• [What the exercise asks]: An exact copy of every entry is needed, with no images.

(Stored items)
--

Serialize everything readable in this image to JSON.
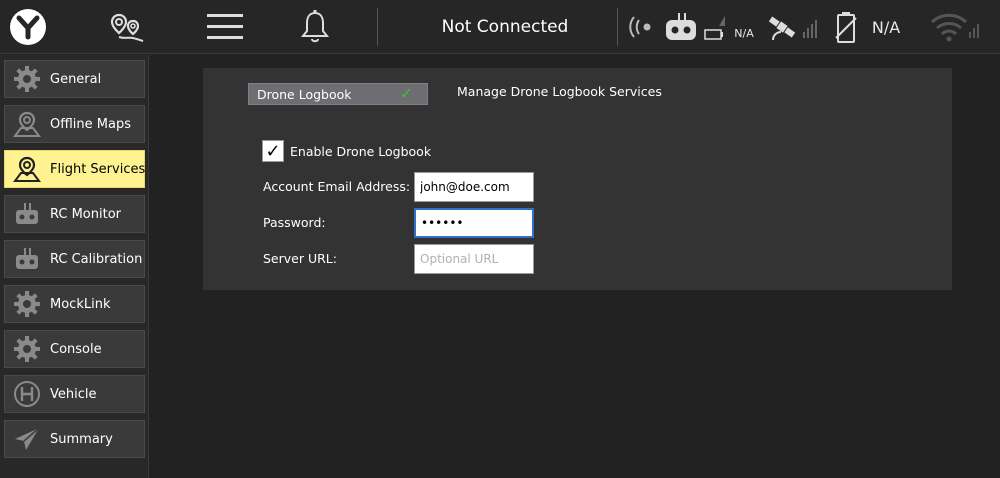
{
  "toolbar": {
    "status": "Not Connected",
    "battery_text": "N/A",
    "gps_text": "N/A"
  },
  "sidebar": {
    "items": [
      {
        "label": "General",
        "icon": "gear-icon"
      },
      {
        "label": "Offline Maps",
        "icon": "map-pin-icon"
      },
      {
        "label": "Flight Services",
        "icon": "map-pin-icon",
        "active": true
      },
      {
        "label": "RC Monitor",
        "icon": "rc-icon"
      },
      {
        "label": "RC Calibration",
        "icon": "rc-icon"
      },
      {
        "label": "MockLink",
        "icon": "gear-icon"
      },
      {
        "label": "Console",
        "icon": "gear-icon"
      },
      {
        "label": "Vehicle",
        "icon": "helipad-icon"
      },
      {
        "label": "Summary",
        "icon": "paper-plane-icon"
      }
    ]
  },
  "panel": {
    "section_title": "Drone Logbook",
    "section_desc": "Manage Drone Logbook Services",
    "enable_label": "Enable Drone Logbook",
    "fields": {
      "email": {
        "label": "Account Email Address:",
        "value": "john@doe.com"
      },
      "password": {
        "label": "Password:",
        "value": "••••••"
      },
      "server": {
        "label": "Server URL:",
        "placeholder": "Optional URL"
      }
    }
  },
  "colors": {
    "active_tab": "#fff290",
    "check_green": "#38c038",
    "focus_blue": "#2f72c4"
  }
}
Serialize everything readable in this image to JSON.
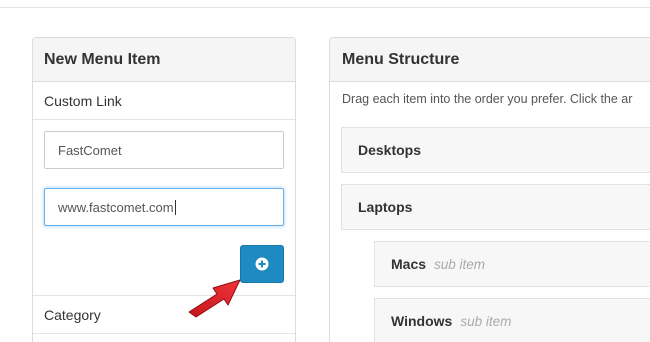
{
  "new_menu_item": {
    "title": "New Menu Item",
    "custom_link_label": "Custom Link",
    "link_name_value": "FastComet",
    "link_url_value": "www.fastcomet.com",
    "category_label": "Category"
  },
  "menu_structure": {
    "title": "Menu Structure",
    "instructions": "Drag each item into the order you prefer. Click the ar",
    "items": [
      {
        "name": "Desktops",
        "level": 0
      },
      {
        "name": "Laptops",
        "level": 0
      },
      {
        "name": "Macs",
        "level": 1,
        "sub_label": "sub item"
      },
      {
        "name": "Windows",
        "level": 1,
        "sub_label": "sub item"
      }
    ]
  },
  "colors": {
    "accent": "#1d8ac1",
    "arrow": "#e31e24",
    "focus": "#66afe9"
  },
  "icons": {
    "add": "plus-circle-icon",
    "pointer": "red-arrow-icon"
  }
}
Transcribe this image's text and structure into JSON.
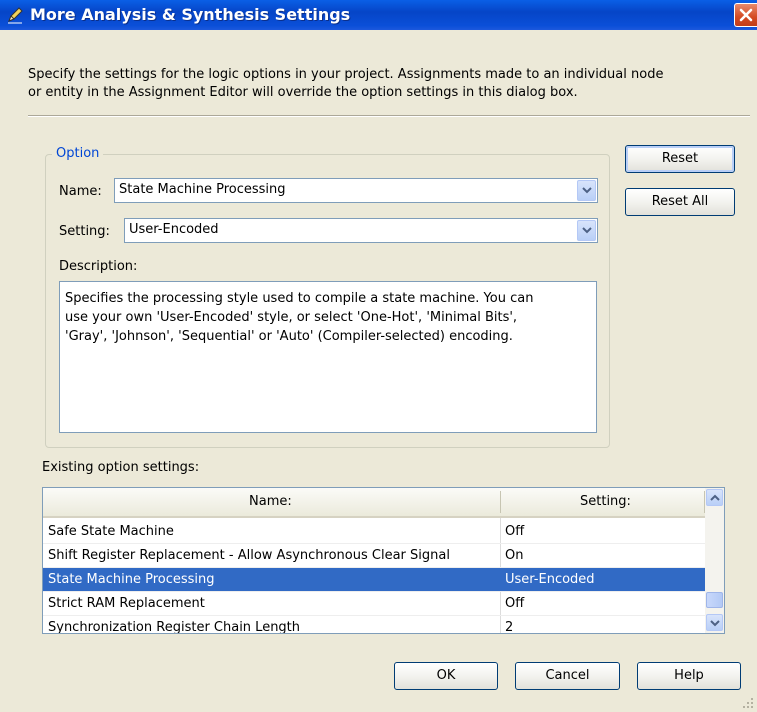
{
  "window": {
    "title": "More Analysis & Synthesis Settings"
  },
  "intro": {
    "line1": "Specify the settings for the logic options in your project.  Assignments made to an individual node",
    "line2": "or entity in the Assignment Editor will override the option settings in this dialog box."
  },
  "option_group": {
    "legend": "Option",
    "name_label": "Name:",
    "name_value": "State Machine Processing",
    "setting_label": "Setting:",
    "setting_value": "User-Encoded",
    "description_label": "Description:",
    "description_lines": [
      "Specifies the processing style used to compile a state machine. You can",
      "use your own 'User-Encoded' style, or select 'One-Hot', 'Minimal Bits',",
      "'Gray', 'Johnson', 'Sequential' or 'Auto' (Compiler-selected) encoding."
    ]
  },
  "buttons": {
    "reset": "Reset",
    "reset_all": "Reset All",
    "ok": "OK",
    "cancel": "Cancel",
    "help": "Help"
  },
  "existing": {
    "label": "Existing option settings:",
    "columns": [
      "Name:",
      "Setting:"
    ],
    "rows": [
      {
        "name": "Safe State Machine",
        "setting": "Off"
      },
      {
        "name": "Shift Register Replacement - Allow Asynchronous Clear Signal",
        "setting": "On"
      },
      {
        "name": "State Machine Processing",
        "setting": "User-Encoded",
        "selected": true
      },
      {
        "name": "Strict RAM Replacement",
        "setting": "Off"
      },
      {
        "name": "Synchronization Register Chain Length",
        "setting": "2"
      }
    ]
  },
  "colors": {
    "titlebar": "#0a4fd8",
    "dialog_bg": "#ece9d8",
    "selection": "#316ac5",
    "group_legend": "#0046d5"
  }
}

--

• [The answer]:
Serialize everything readable in this image to JSON.
{
  "toolbar": {
    "status": "Not Connected",
    "battery_text": "N/A",
    "gps_text": "N/A"
  },
  "sidebar": {
    "items": [
      {
        "label": "General",
        "icon": "gear-icon"
      },
      {
        "label": "Offline Maps",
        "icon": "map-pin-icon"
      },
      {
        "label": "Flight Services",
        "icon": "map-pin-icon",
        "active": true
      },
      {
        "label": "RC Monitor",
        "icon": "rc-icon"
      },
      {
        "label": "RC Calibration",
        "icon": "rc-icon"
      },
      {
        "label": "MockLink",
        "icon": "gear-icon"
      },
      {
        "label": "Console",
        "icon": "gear-icon"
      },
      {
        "label": "Vehicle",
        "icon": "helipad-icon"
      },
      {
        "label": "Summary",
        "icon": "paper-plane-icon"
      }
    ]
  },
  "panel": {
    "section_title": "Drone Logbook",
    "section_desc": "Manage Drone Logbook Services",
    "enable_label": "Enable Drone Logbook",
    "fields": {
      "email": {
        "label": "Account Email Address:",
        "value": "john@doe.com"
      },
      "password": {
        "label": "Password:",
        "value": "••••••"
      },
      "server": {
        "label": "Server URL:",
        "placeholder": "Optional URL"
      }
    }
  },
  "colors": {
    "active_tab": "#fff290",
    "check_green": "#38c038",
    "focus_blue": "#2f72c4"
  }
}
Serialize everything readable in this image to JSON.
{
  "new_menu_item": {
    "title": "New Menu Item",
    "custom_link_label": "Custom Link",
    "link_name_value": "FastComet",
    "link_url_value": "www.fastcomet.com",
    "category_label": "Category"
  },
  "menu_structure": {
    "title": "Menu Structure",
    "instructions": "Drag each item into the order you prefer. Click the ar",
    "items": [
      {
        "name": "Desktops",
        "level": 0
      },
      {
        "name": "Laptops",
        "level": 0
      },
      {
        "name": "Macs",
        "level": 1,
        "sub_label": "sub item"
      },
      {
        "name": "Windows",
        "level": 1,
        "sub_label": "sub item"
      }
    ]
  },
  "colors": {
    "accent": "#1d8ac1",
    "arrow": "#e31e24",
    "focus": "#66afe9"
  },
  "icons": {
    "add": "plus-circle-icon",
    "pointer": "red-arrow-icon"
  }
}
Transcribe this image's text and structure into JSON.
{
  "window": {
    "title": "More Analysis & Synthesis Settings"
  },
  "intro": {
    "line1": "Specify the settings for the logic options in your project.  Assignments made to an individual node",
    "line2": "or entity in the Assignment Editor will override the option settings in this dialog box."
  },
  "option_group": {
    "legend": "Option",
    "name_label": "Name:",
    "name_value": "State Machine Processing",
    "setting_label": "Setting:",
    "setting_value": "User-Encoded",
    "description_label": "Description:",
    "description_lines": [
      "Specifies the processing style used to compile a state machine. You can",
      "use your own 'User-Encoded' style, or select 'One-Hot', 'Minimal Bits',",
      "'Gray', 'Johnson', 'Sequential' or 'Auto' (Compiler-selected) encoding."
    ]
  },
  "buttons": {
    "reset": "Reset",
    "reset_all": "Reset All",
    "ok": "OK",
    "cancel": "Cancel",
    "help": "Help"
  },
  "existing": {
    "label": "Existing option settings:",
    "columns": [
      "Name:",
      "Setting:"
    ],
    "rows": [
      {
        "name": "Safe State Machine",
        "setting": "Off"
      },
      {
        "name": "Shift Register Replacement - Allow Asynchronous Clear Signal",
        "setting": "On"
      },
      {
        "name": "State Machine Processing",
        "setting": "User-Encoded",
        "selected": true
      },
      {
        "name": "Strict RAM Replacement",
        "setting": "Off"
      },
      {
        "name": "Synchronization Register Chain Length",
        "setting": "2"
      }
    ]
  },
  "colors": {
    "titlebar": "#0a4fd8",
    "dialog_bg": "#ece9d8",
    "selection": "#316ac5",
    "group_legend": "#0046d5"
  }
}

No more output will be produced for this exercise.